PROBLEM REQUIREMENTS:
Show every line from the data below that includes "subtitle".

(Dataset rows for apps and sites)
↓
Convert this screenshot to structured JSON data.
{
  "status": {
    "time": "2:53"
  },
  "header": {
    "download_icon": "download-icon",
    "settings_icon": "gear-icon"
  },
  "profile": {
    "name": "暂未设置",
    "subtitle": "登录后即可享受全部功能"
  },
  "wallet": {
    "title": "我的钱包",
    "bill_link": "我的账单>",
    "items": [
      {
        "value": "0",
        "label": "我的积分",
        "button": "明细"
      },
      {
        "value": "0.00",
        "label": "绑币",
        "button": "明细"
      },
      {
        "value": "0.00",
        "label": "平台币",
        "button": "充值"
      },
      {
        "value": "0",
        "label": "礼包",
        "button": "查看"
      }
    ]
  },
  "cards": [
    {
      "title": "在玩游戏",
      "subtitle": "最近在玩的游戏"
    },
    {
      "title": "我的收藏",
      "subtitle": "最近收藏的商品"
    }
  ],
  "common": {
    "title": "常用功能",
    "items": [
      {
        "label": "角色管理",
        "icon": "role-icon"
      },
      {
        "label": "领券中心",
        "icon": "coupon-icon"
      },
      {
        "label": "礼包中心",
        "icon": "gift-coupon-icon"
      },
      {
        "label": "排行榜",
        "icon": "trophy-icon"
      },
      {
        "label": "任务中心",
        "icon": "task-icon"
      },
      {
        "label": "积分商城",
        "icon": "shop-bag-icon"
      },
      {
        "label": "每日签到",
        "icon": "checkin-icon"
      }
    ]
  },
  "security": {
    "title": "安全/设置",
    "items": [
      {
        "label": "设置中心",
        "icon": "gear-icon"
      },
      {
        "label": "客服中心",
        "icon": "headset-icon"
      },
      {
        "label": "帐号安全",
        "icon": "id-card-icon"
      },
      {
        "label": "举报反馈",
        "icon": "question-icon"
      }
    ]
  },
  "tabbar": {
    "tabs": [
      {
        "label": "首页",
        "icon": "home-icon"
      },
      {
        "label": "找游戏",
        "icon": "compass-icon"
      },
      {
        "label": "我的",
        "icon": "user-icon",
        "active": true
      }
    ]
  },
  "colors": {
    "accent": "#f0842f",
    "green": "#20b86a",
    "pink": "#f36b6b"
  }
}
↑
COMPLETED TASK:
    "subtitle": "登录后即可享受全部功能"
      "subtitle": "最近在玩的游戏"
      "subtitle": "最近收藏的商品"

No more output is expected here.